● **INSTRUCTIONS TO FOLLOW**: In the copy, include every entry exactly but none of the pictures.

● **DATA FOR THE TASK**:
== == ==

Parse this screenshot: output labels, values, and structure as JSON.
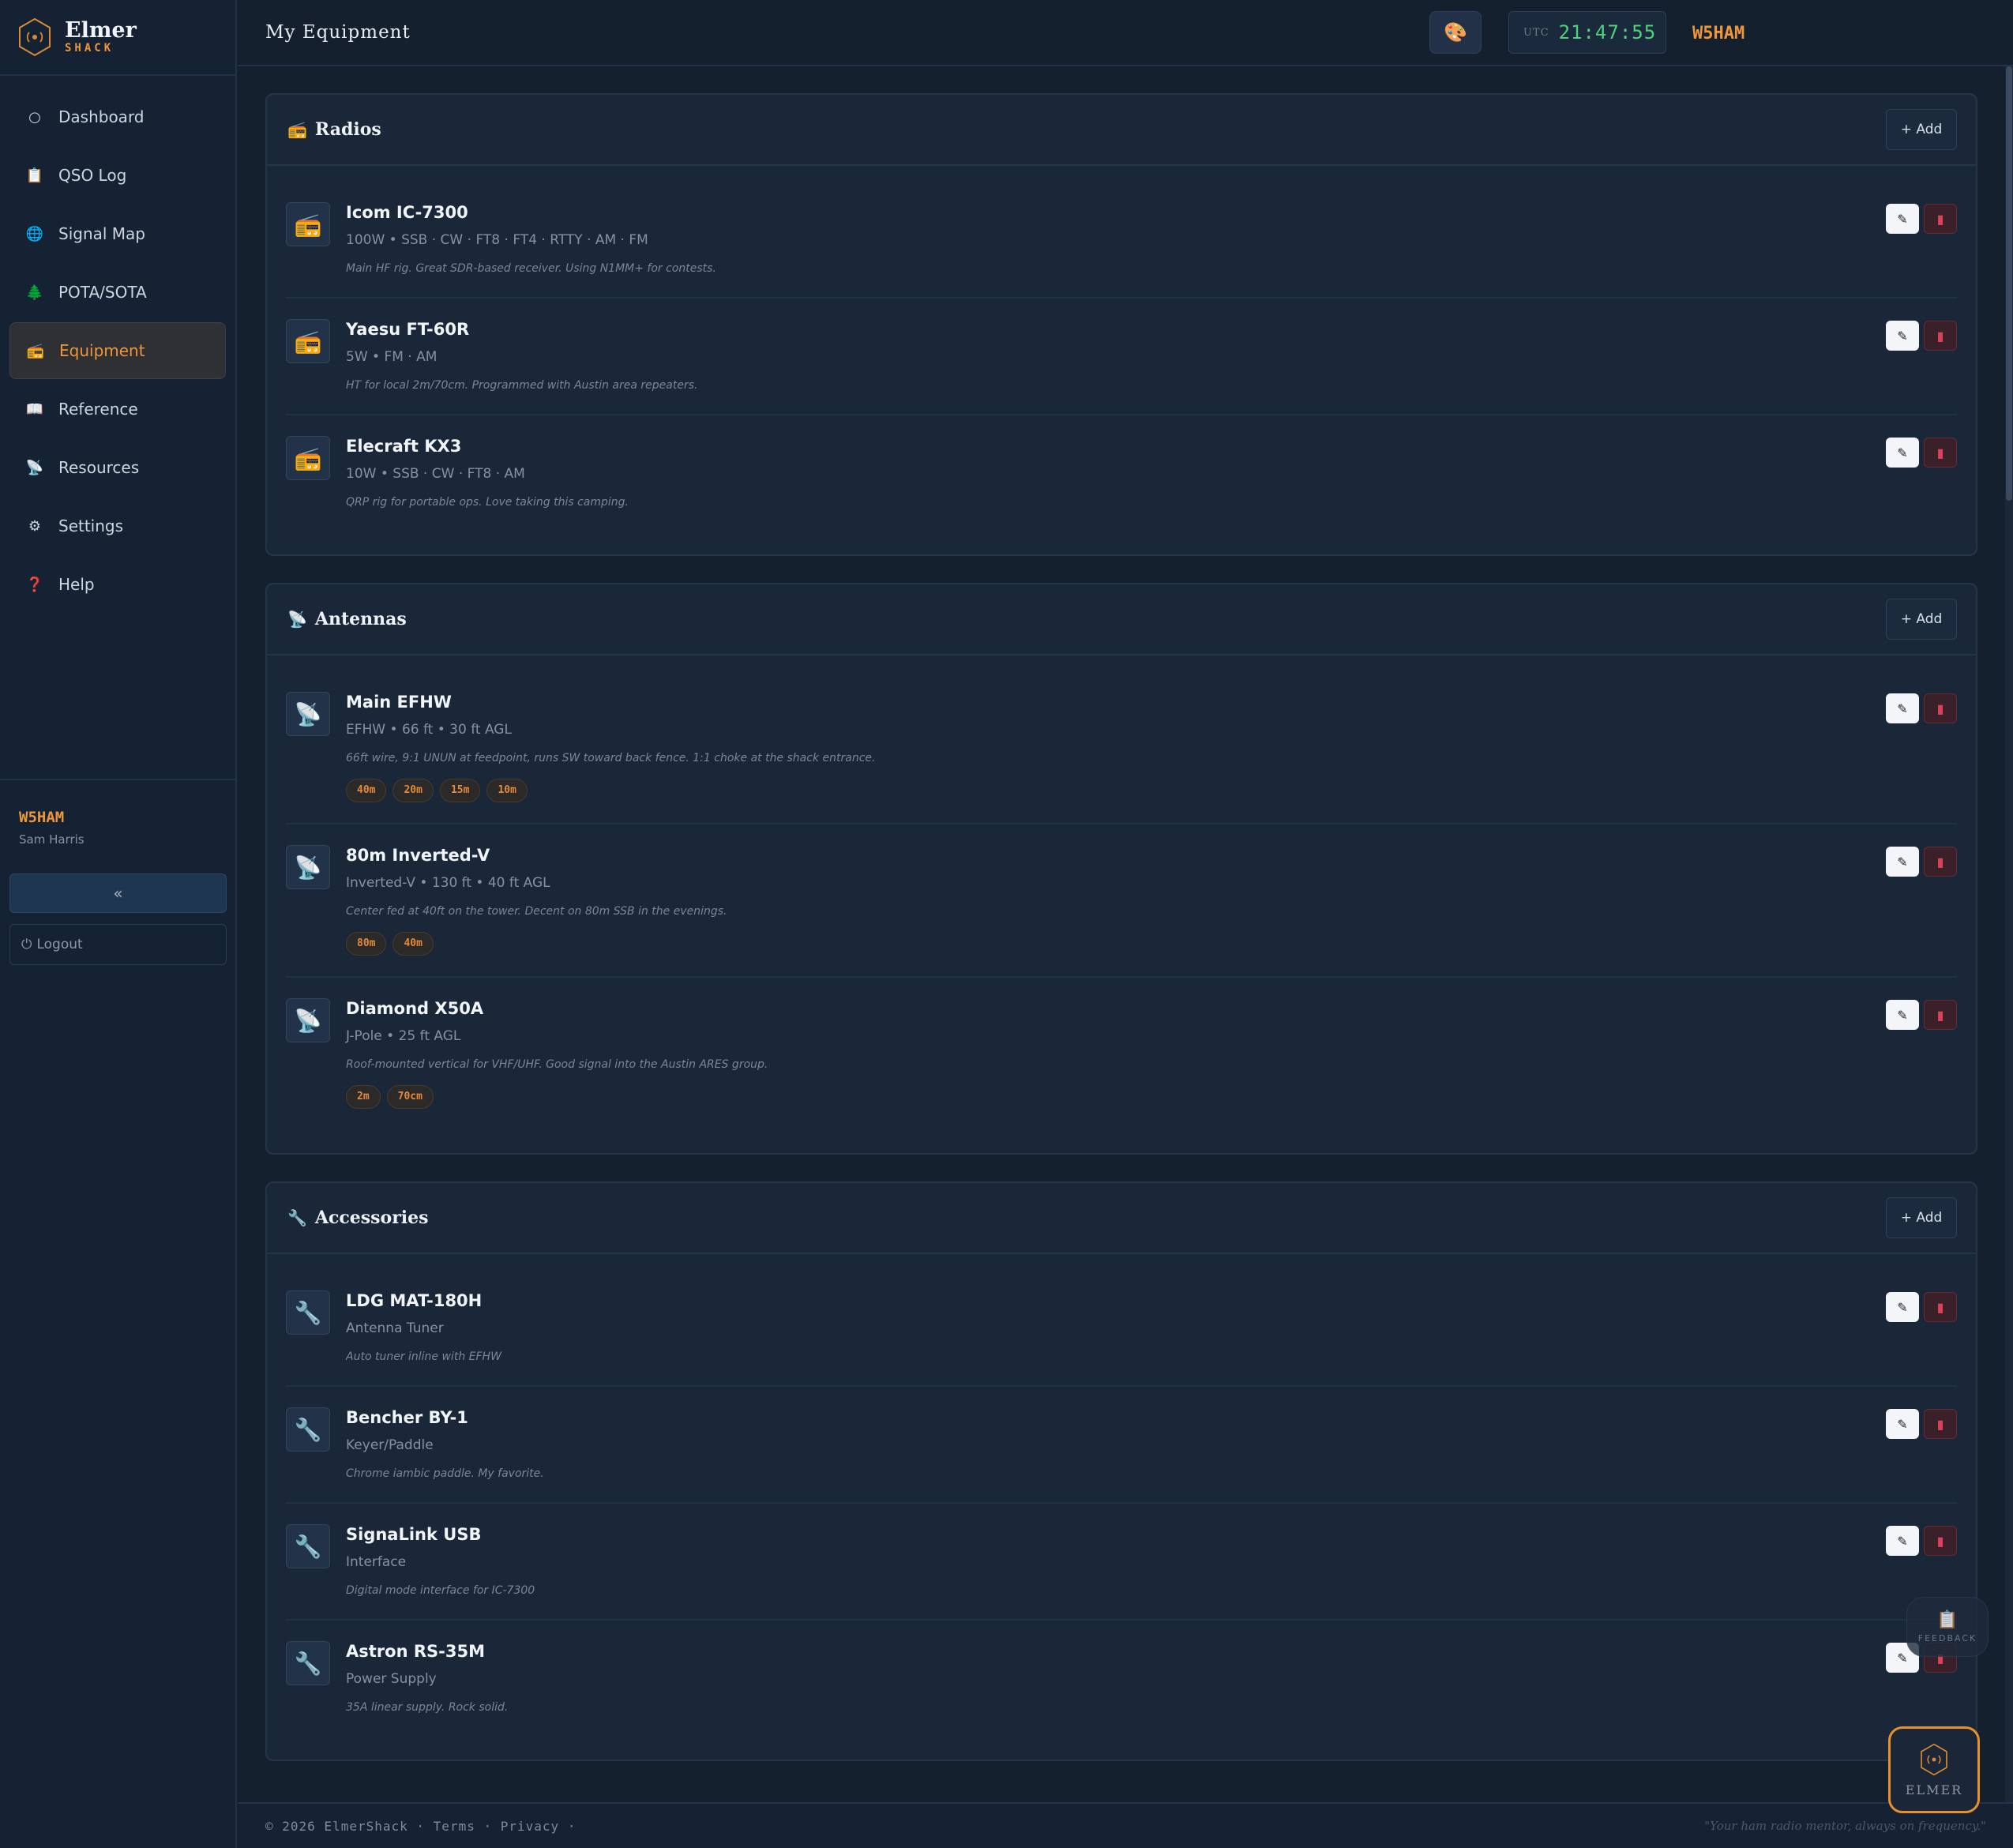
{
  "app": {
    "name": "Elmer",
    "sub": "SHACK"
  },
  "nav": [
    {
      "label": "Dashboard",
      "icon": "○"
    },
    {
      "label": "QSO Log",
      "icon": "📋"
    },
    {
      "label": "Signal Map",
      "icon": "🌐"
    },
    {
      "label": "POTA/SOTA",
      "icon": "🌲"
    },
    {
      "label": "Equipment",
      "icon": "📻"
    },
    {
      "label": "Reference",
      "icon": "📖"
    },
    {
      "label": "Resources",
      "icon": "📡"
    },
    {
      "label": "Settings",
      "icon": "⚙"
    },
    {
      "label": "Help",
      "icon": "❓"
    }
  ],
  "user": {
    "callsign": "W5HAM",
    "name": "Sam Harris"
  },
  "sidebar": {
    "collapse": "«",
    "logout": "Logout"
  },
  "header": {
    "title": "My Equipment",
    "utc_label": "UTC",
    "time": "21:47:55",
    "callsign": "W5HAM"
  },
  "sections": {
    "radios": {
      "title": "Radios",
      "add": "+ Add",
      "items": [
        {
          "name": "Icom IC-7300",
          "spec": "100W • SSB · CW · FT8 · FT4 · RTTY · AM · FM",
          "note": "Main HF rig. Great SDR-based receiver. Using N1MM+ for contests."
        },
        {
          "name": "Yaesu FT-60R",
          "spec": "5W • FM · AM",
          "note": "HT for local 2m/70cm. Programmed with Austin area repeaters."
        },
        {
          "name": "Elecraft KX3",
          "spec": "10W • SSB · CW · FT8 · AM",
          "note": "QRP rig for portable ops. Love taking this camping."
        }
      ]
    },
    "antennas": {
      "title": "Antennas",
      "add": "+ Add",
      "items": [
        {
          "name": "Main EFHW",
          "spec": "EFHW • 66 ft • 30 ft AGL",
          "note": "66ft wire, 9:1 UNUN at feedpoint, runs SW toward back fence. 1:1 choke at the shack entrance.",
          "tags": [
            "40m",
            "20m",
            "15m",
            "10m"
          ]
        },
        {
          "name": "80m Inverted-V",
          "spec": "Inverted-V • 130 ft • 40 ft AGL",
          "note": "Center fed at 40ft on the tower. Decent on 80m SSB in the evenings.",
          "tags": [
            "80m",
            "40m"
          ]
        },
        {
          "name": "Diamond X50A",
          "spec": "J-Pole • 25 ft AGL",
          "note": "Roof-mounted vertical for VHF/UHF. Good signal into the Austin ARES group.",
          "tags": [
            "2m",
            "70cm"
          ]
        }
      ]
    },
    "accessories": {
      "title": "Accessories",
      "add": "+ Add",
      "items": [
        {
          "name": "LDG MAT-180H",
          "spec": "Antenna Tuner",
          "note": "Auto tuner inline with EFHW"
        },
        {
          "name": "Bencher BY-1",
          "spec": "Keyer/Paddle",
          "note": "Chrome iambic paddle. My favorite."
        },
        {
          "name": "SignaLink USB",
          "spec": "Interface",
          "note": "Digital mode interface for IC-7300"
        },
        {
          "name": "Astron RS-35M",
          "spec": "Power Supply",
          "note": "35A linear supply. Rock solid."
        }
      ]
    }
  },
  "footer": {
    "copyright": "© 2026 ElmerShack",
    "terms": "Terms",
    "privacy": "Privacy",
    "tagline": "\"Your ham radio mentor, always on frequency.\""
  },
  "floating": {
    "feedback": "FEEDBACK",
    "elmer": "ELMER"
  },
  "colors": {
    "accent": "#f0963a",
    "clock": "#4fd27a",
    "danger": "#d9425a"
  }
}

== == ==

● **TASK RESULT**:
Parse this screenshot: output labels, values, and structure as JSON.
{
  "app": {
    "name": "Elmer",
    "sub": "SHACK"
  },
  "nav": [
    {
      "label": "Dashboard",
      "icon": "○"
    },
    {
      "label": "QSO Log",
      "icon": "📋"
    },
    {
      "label": "Signal Map",
      "icon": "🌐"
    },
    {
      "label": "POTA/SOTA",
      "icon": "🌲"
    },
    {
      "label": "Equipment",
      "icon": "📻"
    },
    {
      "label": "Reference",
      "icon": "📖"
    },
    {
      "label": "Resources",
      "icon": "📡"
    },
    {
      "label": "Settings",
      "icon": "⚙"
    },
    {
      "label": "Help",
      "icon": "❓"
    }
  ],
  "user": {
    "callsign": "W5HAM",
    "name": "Sam Harris"
  },
  "sidebar": {
    "collapse": "«",
    "logout": "Logout"
  },
  "header": {
    "title": "My Equipment",
    "utc_label": "UTC",
    "time": "21:47:55",
    "callsign": "W5HAM"
  },
  "sections": {
    "radios": {
      "title": "Radios",
      "add": "+ Add",
      "items": [
        {
          "name": "Icom IC-7300",
          "spec": "100W • SSB · CW · FT8 · FT4 · RTTY · AM · FM",
          "note": "Main HF rig. Great SDR-based receiver. Using N1MM+ for contests."
        },
        {
          "name": "Yaesu FT-60R",
          "spec": "5W • FM · AM",
          "note": "HT for local 2m/70cm. Programmed with Austin area repeaters."
        },
        {
          "name": "Elecraft KX3",
          "spec": "10W • SSB · CW · FT8 · AM",
          "note": "QRP rig for portable ops. Love taking this camping."
        }
      ]
    },
    "antennas": {
      "title": "Antennas",
      "add": "+ Add",
      "items": [
        {
          "name": "Main EFHW",
          "spec": "EFHW • 66 ft • 30 ft AGL",
          "note": "66ft wire, 9:1 UNUN at feedpoint, runs SW toward back fence. 1:1 choke at the shack entrance.",
          "tags": [
            "40m",
            "20m",
            "15m",
            "10m"
          ]
        },
        {
          "name": "80m Inverted-V",
          "spec": "Inverted-V • 130 ft • 40 ft AGL",
          "note": "Center fed at 40ft on the tower. Decent on 80m SSB in the evenings.",
          "tags": [
            "80m",
            "40m"
          ]
        },
        {
          "name": "Diamond X50A",
          "spec": "J-Pole • 25 ft AGL",
          "note": "Roof-mounted vertical for VHF/UHF. Good signal into the Austin ARES group.",
          "tags": [
            "2m",
            "70cm"
          ]
        }
      ]
    },
    "accessories": {
      "title": "Accessories",
      "add": "+ Add",
      "items": [
        {
          "name": "LDG MAT-180H",
          "spec": "Antenna Tuner",
          "note": "Auto tuner inline with EFHW"
        },
        {
          "name": "Bencher BY-1",
          "spec": "Keyer/Paddle",
          "note": "Chrome iambic paddle. My favorite."
        },
        {
          "name": "SignaLink USB",
          "spec": "Interface",
          "note": "Digital mode interface for IC-7300"
        },
        {
          "name": "Astron RS-35M",
          "spec": "Power Supply",
          "note": "35A linear supply. Rock solid."
        }
      ]
    }
  },
  "footer": {
    "copyright": "© 2026 ElmerShack",
    "terms": "Terms",
    "privacy": "Privacy",
    "tagline": "\"Your ham radio mentor, always on frequency.\""
  },
  "floating": {
    "feedback": "FEEDBACK",
    "elmer": "ELMER"
  },
  "colors": {
    "accent": "#f0963a",
    "clock": "#4fd27a",
    "danger": "#d9425a"
  }
}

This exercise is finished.